Collected data
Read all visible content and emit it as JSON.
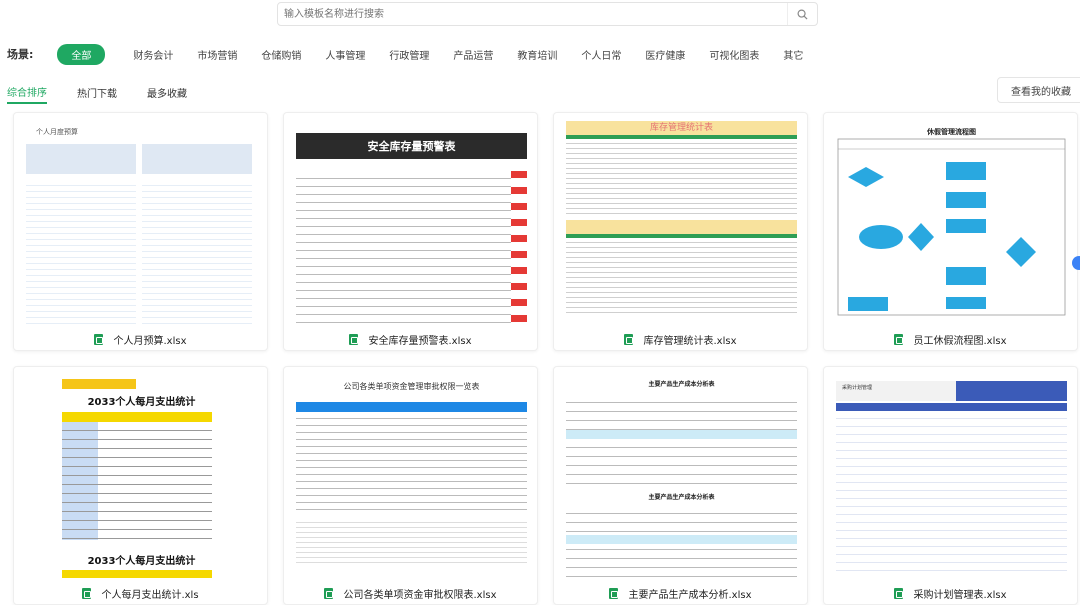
{
  "search": {
    "placeholder": "输入模板名称进行搜索"
  },
  "scene": {
    "label": "场景:",
    "chips": [
      "全部",
      "财务会计",
      "市场营销",
      "仓储购销",
      "人事管理",
      "行政管理",
      "产品运营",
      "教育培训",
      "个人日常",
      "医疗健康",
      "可视化图表",
      "其它"
    ]
  },
  "sort": {
    "tabs": [
      "综合排序",
      "热门下载",
      "最多收藏"
    ]
  },
  "my_fav": "查看我的收藏",
  "colors": {
    "accent": "#1fa862",
    "excel": "#1f9d55"
  },
  "cards": [
    {
      "title": "个人月预算.xlsx",
      "thumb_title": "个人月度预算"
    },
    {
      "title": "安全库存量预警表.xlsx",
      "thumb_title": "安全库存量预警表"
    },
    {
      "title": "库存管理统计表.xlsx",
      "thumb_title": "库存管理统计表"
    },
    {
      "title": "员工休假流程图.xlsx",
      "thumb_title": "休假管理流程图"
    },
    {
      "title": "个人每月支出统计.xls",
      "thumb_title": "2033个人每月支出统计"
    },
    {
      "title": "公司各类单项资金审批权限表.xlsx",
      "thumb_title": "公司各类单项资金管理审批权限一览表"
    },
    {
      "title": "主要产品生产成本分析.xlsx",
      "thumb_title": "主要产品生产成本分析表"
    },
    {
      "title": "采购计划管理表.xlsx",
      "thumb_title": "采购计划管理"
    }
  ]
}
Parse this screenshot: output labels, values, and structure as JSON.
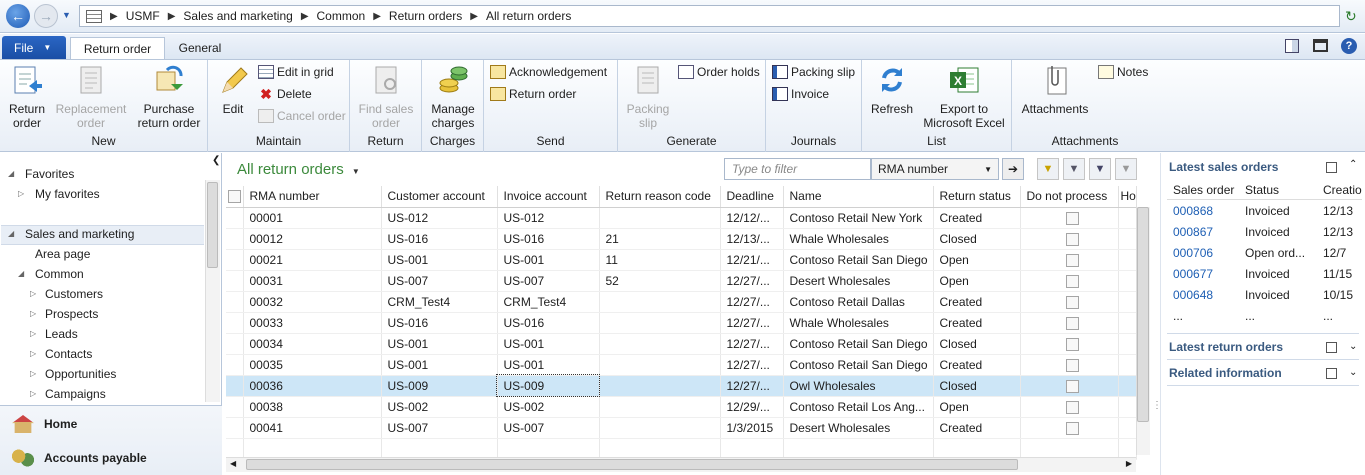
{
  "address": {
    "crumbs": [
      "USMF",
      "Sales and marketing",
      "Common",
      "Return orders",
      "All return orders"
    ]
  },
  "tabs": {
    "file": "File",
    "return_order": "Return order",
    "general": "General"
  },
  "ribbon": {
    "new": {
      "label": "New",
      "return_order": "Return\norder",
      "replacement_order": "Replacement\norder",
      "purchase_return_order": "Purchase\nreturn order"
    },
    "maintain": {
      "label": "Maintain",
      "edit": "Edit",
      "edit_in_grid": "Edit in grid",
      "delete": "Delete",
      "cancel_order": "Cancel order"
    },
    "return": {
      "label": "Return",
      "find_sales_order": "Find sales\norder"
    },
    "charges": {
      "label": "Charges",
      "manage_charges": "Manage\ncharges"
    },
    "send": {
      "label": "Send",
      "acknowledgement": "Acknowledgement",
      "return_order": "Return order"
    },
    "generate": {
      "label": "Generate",
      "packing_slip": "Packing\nslip",
      "order_holds": "Order holds"
    },
    "journals": {
      "label": "Journals",
      "packing_slip": "Packing slip",
      "invoice": "Invoice"
    },
    "list": {
      "label": "List",
      "refresh": "Refresh",
      "export": "Export to\nMicrosoft Excel"
    },
    "attachments": {
      "label": "Attachments",
      "attachments": "Attachments",
      "notes": "Notes"
    }
  },
  "nav": {
    "favorites": "Favorites",
    "my_favorites": "My favorites",
    "sales_and_marketing": "Sales and marketing",
    "area_page": "Area page",
    "common": "Common",
    "items": [
      "Customers",
      "Prospects",
      "Leads",
      "Contacts",
      "Opportunities",
      "Campaigns"
    ],
    "modules": [
      "Home",
      "Accounts payable"
    ]
  },
  "grid": {
    "title": "All return orders",
    "filter_placeholder": "Type to filter",
    "filter_field": "RMA number",
    "columns": [
      "RMA number",
      "Customer account",
      "Invoice account",
      "Return reason code",
      "Deadline",
      "Name",
      "Return status",
      "Do not process",
      "Ho"
    ],
    "rows": [
      [
        "00001",
        "US-012",
        "US-012",
        "",
        "12/12/...",
        "Contoso Retail New York",
        "Created"
      ],
      [
        "00012",
        "US-016",
        "US-016",
        "21",
        "12/13/...",
        "Whale Wholesales",
        "Closed"
      ],
      [
        "00021",
        "US-001",
        "US-001",
        "11",
        "12/21/...",
        "Contoso Retail San Diego",
        "Open"
      ],
      [
        "00031",
        "US-007",
        "US-007",
        "52",
        "12/27/...",
        "Desert Wholesales",
        "Open"
      ],
      [
        "00032",
        "CRM_Test4",
        "CRM_Test4",
        "",
        "12/27/...",
        "Contoso Retail Dallas",
        "Created"
      ],
      [
        "00033",
        "US-016",
        "US-016",
        "",
        "12/27/...",
        "Whale Wholesales",
        "Created"
      ],
      [
        "00034",
        "US-001",
        "US-001",
        "",
        "12/27/...",
        "Contoso Retail San Diego",
        "Closed"
      ],
      [
        "00035",
        "US-001",
        "US-001",
        "",
        "12/27/...",
        "Contoso Retail San Diego",
        "Created"
      ],
      [
        "00036",
        "US-009",
        "US-009",
        "",
        "12/27/...",
        "Owl Wholesales",
        "Closed"
      ],
      [
        "00038",
        "US-002",
        "US-002",
        "",
        "12/29/...",
        "Contoso Retail Los Ang...",
        "Open"
      ],
      [
        "00041",
        "US-007",
        "US-007",
        "",
        "1/3/2015",
        "Desert Wholesales",
        "Created"
      ]
    ],
    "selected_row": 8
  },
  "right": {
    "latest_sales_orders": "Latest sales orders",
    "cols": [
      "Sales order",
      "Status",
      "Creatio"
    ],
    "rows": [
      [
        "000868",
        "Invoiced",
        "12/13"
      ],
      [
        "000867",
        "Invoiced",
        "12/13"
      ],
      [
        "000706",
        "Open ord...",
        "12/7"
      ],
      [
        "000677",
        "Invoiced",
        "11/15"
      ],
      [
        "000648",
        "Invoiced",
        "10/15"
      ],
      [
        "...",
        "...",
        "..."
      ]
    ],
    "latest_return_orders": "Latest return orders",
    "related_information": "Related information"
  }
}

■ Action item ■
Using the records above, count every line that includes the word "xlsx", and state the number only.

■ Response ■
7